For years, Twitter itself has been struggling with the problems of hashtags and @names, which while effectual are kludgy and off-putting to new users. In 2014, a Twitter executive seemed to indicate their coming demise:
That executive is no longer at Twitter, and both hashtags and @names remain a constituent part of the service. Hashtags, however, have been rendered less useful by Twitter search. If one tweets “Having fun on vacation!” one’s tweet will surface in searches for “vacation” in the same way as would a tweet that said “Having fun on #vacation!” A hashtag is clickable and can be a badge of sorts for tweets related to live events or conferences or narrow topics, but beyond that utility, it doesn’t alter your tweet’s distribution.
Beyond the evolution of Twitter’s product functionality, hashtags and gratuitous @mentions do seem to be less popular than they were 5 years ago. If they’re out of favor, it’s worth nothing that it’s mostly among certain sets; as with all such conventions, in different communities there are different standards. But it does seem to be the case that they’re gauche among the cool kids these days.

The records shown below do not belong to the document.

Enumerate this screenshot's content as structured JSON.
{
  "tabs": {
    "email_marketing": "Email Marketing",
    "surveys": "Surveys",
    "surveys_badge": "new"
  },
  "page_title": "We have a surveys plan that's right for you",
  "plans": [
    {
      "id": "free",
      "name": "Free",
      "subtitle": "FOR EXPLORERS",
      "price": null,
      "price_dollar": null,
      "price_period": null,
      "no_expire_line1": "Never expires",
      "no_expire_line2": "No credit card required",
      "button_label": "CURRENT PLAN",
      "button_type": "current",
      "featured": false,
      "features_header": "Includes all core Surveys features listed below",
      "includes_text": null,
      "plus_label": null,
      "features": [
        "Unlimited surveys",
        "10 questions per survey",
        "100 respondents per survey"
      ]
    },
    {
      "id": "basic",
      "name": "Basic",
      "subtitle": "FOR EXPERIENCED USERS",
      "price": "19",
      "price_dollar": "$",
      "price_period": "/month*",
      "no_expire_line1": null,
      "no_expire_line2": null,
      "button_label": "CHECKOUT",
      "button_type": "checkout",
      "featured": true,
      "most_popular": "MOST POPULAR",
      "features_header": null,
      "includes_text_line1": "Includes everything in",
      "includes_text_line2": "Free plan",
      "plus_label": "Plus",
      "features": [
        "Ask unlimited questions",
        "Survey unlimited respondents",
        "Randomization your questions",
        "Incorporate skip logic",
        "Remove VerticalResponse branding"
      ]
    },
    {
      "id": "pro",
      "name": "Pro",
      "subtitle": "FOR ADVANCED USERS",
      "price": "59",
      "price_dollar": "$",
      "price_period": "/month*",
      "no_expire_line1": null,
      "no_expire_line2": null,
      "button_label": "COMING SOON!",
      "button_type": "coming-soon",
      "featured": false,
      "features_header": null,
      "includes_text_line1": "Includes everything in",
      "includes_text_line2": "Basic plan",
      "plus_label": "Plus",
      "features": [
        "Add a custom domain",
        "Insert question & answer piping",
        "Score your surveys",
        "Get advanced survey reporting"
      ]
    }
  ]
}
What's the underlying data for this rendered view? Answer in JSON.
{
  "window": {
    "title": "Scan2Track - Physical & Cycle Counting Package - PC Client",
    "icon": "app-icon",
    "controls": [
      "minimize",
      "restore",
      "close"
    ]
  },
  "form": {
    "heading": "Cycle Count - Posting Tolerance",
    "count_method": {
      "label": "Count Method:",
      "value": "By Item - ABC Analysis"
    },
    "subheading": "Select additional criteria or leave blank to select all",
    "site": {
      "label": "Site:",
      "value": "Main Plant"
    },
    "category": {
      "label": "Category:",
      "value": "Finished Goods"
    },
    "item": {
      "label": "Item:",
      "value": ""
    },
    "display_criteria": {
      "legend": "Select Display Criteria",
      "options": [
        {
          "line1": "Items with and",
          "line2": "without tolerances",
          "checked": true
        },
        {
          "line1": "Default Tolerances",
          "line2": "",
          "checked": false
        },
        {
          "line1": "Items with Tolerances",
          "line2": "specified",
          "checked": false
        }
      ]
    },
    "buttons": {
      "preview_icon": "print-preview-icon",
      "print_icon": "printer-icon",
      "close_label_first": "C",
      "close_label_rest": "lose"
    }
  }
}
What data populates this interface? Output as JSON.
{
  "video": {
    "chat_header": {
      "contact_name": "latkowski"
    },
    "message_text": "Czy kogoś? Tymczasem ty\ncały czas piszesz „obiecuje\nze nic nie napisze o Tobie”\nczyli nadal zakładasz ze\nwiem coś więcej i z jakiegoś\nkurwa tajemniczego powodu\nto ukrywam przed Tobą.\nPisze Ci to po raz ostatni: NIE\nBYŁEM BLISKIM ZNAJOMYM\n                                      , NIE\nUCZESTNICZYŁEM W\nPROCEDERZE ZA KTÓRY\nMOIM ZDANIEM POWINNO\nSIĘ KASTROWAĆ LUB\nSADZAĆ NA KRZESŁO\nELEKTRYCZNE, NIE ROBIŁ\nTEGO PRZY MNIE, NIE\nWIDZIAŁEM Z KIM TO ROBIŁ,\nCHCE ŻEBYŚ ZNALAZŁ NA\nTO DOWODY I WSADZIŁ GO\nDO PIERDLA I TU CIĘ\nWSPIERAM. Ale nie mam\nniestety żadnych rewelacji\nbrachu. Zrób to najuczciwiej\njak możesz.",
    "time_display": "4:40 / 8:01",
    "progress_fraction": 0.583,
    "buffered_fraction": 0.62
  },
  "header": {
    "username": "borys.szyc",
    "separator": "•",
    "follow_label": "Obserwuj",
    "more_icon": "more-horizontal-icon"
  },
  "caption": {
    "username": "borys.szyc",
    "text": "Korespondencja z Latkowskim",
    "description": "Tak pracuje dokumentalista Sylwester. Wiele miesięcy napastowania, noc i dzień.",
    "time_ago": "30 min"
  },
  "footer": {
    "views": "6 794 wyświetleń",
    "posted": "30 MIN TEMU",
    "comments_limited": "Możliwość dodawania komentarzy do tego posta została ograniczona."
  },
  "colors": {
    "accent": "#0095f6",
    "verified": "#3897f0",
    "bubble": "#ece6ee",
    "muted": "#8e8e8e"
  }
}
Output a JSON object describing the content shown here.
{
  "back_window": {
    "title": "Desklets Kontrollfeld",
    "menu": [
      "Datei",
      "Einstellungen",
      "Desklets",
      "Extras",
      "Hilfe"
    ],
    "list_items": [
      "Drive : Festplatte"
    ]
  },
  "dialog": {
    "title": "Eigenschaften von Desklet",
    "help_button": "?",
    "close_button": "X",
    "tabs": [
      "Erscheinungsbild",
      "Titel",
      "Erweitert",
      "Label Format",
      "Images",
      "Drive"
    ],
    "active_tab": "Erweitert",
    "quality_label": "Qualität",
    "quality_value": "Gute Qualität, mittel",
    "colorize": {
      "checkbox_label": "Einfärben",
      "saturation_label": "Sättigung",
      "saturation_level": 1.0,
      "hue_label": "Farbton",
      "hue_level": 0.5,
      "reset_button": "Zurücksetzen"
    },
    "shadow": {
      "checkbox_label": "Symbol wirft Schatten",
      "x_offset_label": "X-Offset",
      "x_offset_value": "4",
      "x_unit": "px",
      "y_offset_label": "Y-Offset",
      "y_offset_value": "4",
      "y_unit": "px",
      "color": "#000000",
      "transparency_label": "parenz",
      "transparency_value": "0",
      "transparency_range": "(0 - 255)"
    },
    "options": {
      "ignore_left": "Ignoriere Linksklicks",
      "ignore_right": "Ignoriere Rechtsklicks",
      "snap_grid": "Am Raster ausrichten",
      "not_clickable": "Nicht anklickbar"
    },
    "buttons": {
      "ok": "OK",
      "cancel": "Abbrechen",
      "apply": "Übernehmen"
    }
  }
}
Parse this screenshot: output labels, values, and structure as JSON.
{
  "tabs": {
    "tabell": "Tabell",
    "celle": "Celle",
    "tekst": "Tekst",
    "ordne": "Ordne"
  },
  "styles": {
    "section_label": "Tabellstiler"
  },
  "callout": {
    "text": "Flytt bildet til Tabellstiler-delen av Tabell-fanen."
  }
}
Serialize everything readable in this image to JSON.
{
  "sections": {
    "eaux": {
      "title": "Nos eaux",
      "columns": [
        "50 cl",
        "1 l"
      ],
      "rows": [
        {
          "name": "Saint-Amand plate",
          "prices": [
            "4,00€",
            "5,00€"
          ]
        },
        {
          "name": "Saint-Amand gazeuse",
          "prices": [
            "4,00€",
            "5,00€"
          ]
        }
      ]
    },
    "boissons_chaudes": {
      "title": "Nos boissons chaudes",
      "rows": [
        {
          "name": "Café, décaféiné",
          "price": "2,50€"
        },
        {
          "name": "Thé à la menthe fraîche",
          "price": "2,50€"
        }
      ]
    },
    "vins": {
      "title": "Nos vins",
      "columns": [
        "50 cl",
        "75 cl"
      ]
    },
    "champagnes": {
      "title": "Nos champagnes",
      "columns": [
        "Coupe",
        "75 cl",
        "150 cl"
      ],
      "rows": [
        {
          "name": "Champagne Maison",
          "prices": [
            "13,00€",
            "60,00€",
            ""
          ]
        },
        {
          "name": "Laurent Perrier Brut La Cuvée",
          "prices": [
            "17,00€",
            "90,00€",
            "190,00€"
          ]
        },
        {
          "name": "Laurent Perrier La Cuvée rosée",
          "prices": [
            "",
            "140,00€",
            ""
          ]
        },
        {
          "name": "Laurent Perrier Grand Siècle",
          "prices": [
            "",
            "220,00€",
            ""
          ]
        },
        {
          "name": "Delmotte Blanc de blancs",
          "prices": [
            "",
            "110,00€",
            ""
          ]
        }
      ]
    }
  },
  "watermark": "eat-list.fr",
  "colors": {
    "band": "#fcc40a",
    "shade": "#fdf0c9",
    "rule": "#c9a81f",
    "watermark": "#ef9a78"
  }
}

The reason hashtags and the @names of celebrities and such are out of favor among the “cool” is that they signal a possibly thirsty desire for attention, acknowledgment, or participation. Nothing is more anathema to cool people than seeming to want attention, however much they may want it. Visible alterations to a tweet that exist to get @Tim_Cook’s attention or to distribute the tweet to people searching for “#vacation” seem desperate, socially needy.
And there’s also a slightly rude quality to such tweets, as though you’re having dinner in a restaurant while a celebrity (or CEO, etc.) is at a nearby table and you insist on loudly mentioning their name in conversation, glancing in their direction, hoping they’ll invite you over (or at least look back). When people give in to the temptation to seek attention (in general or from the famous), it creates competitive dynamics that are deleterious for the whole community, rewarding self-promoters and shouters.
I’m not actually cool, of course, so this is just my impression. There are also plenty of exceptions, so far as I can tell. But in general, seeming so seek distribution via hashtags or @names of people you don’t know / have no professional or critical or cultural relationship with seems attention-seeking and therefore uncool.